In the same session he was attacked by Edward Vernon, who insinuated
that the directors of the Company had carried on a private trade, contrary to their oaths and hurtful to the company ... having his eye all the time on Sir John Eyles (who by the universal vogue has been greatly guilty in this respect). Sir John, in his reply, took this as a charge levelled at himself, and said that gentleman had accused him in the House of what he dared not say to him out of it. Upon this several gentlemen interposed, and required the Speaker to enjoin both of them to give their words that nothing should ensue; accordingly they both declared they would not prosecute their resentment.4
Next January, presiding as sub-governor over a general meeting of the South Sea Company, he announced ‘in a pathetic speech’ that he
thanked the Company for the honours they had done him in choosing him four times successively into that post; that his close application to the Company’s affairs had impaired his health to that degree as to determine him not to stand candidate at the next election for the station he was in; and therefore desired them to think of another.5
Voting against the excise bill in 1733, he did not stand for London in 1734 and was defeated at Chippenham.

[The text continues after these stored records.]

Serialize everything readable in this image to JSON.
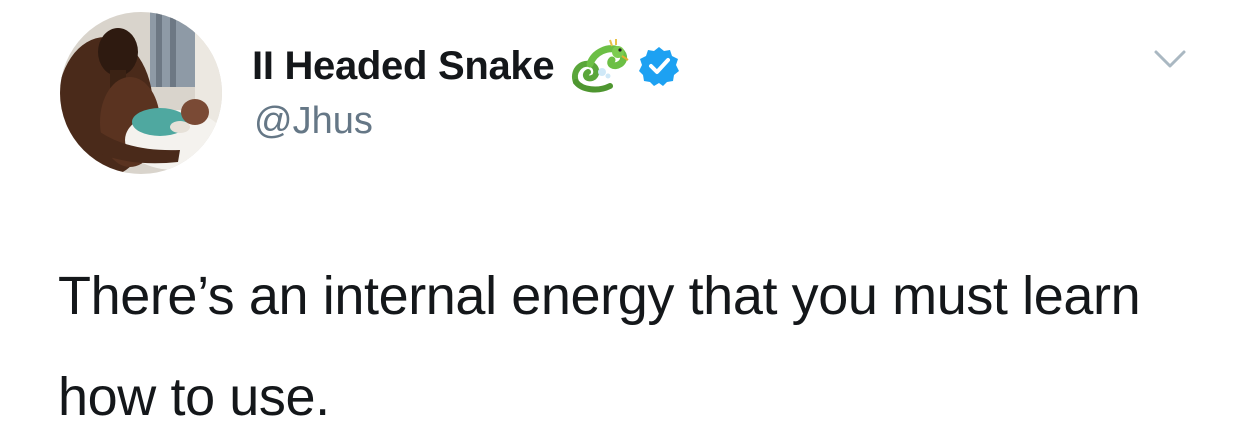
{
  "tweet": {
    "author": {
      "display_name": "II Headed Snake",
      "handle": "@Jhus",
      "name_emoji_icon": "dragon-icon",
      "verified_icon": "verified-badge-icon",
      "verified_color": "#1da1f2"
    },
    "text": "There’s an internal energy that you must learn how to use.",
    "menu_icon": "chevron-down-icon"
  },
  "colors": {
    "text_primary": "#14171a",
    "text_secondary": "#657786",
    "caret": "#aab8c2",
    "background": "#ffffff"
  }
}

He became father of the city in 1737, but ‘seldom or never’ attended a corporation meeting.6 Made joint postmaster general in 1739, he died 11 Mar. 1745.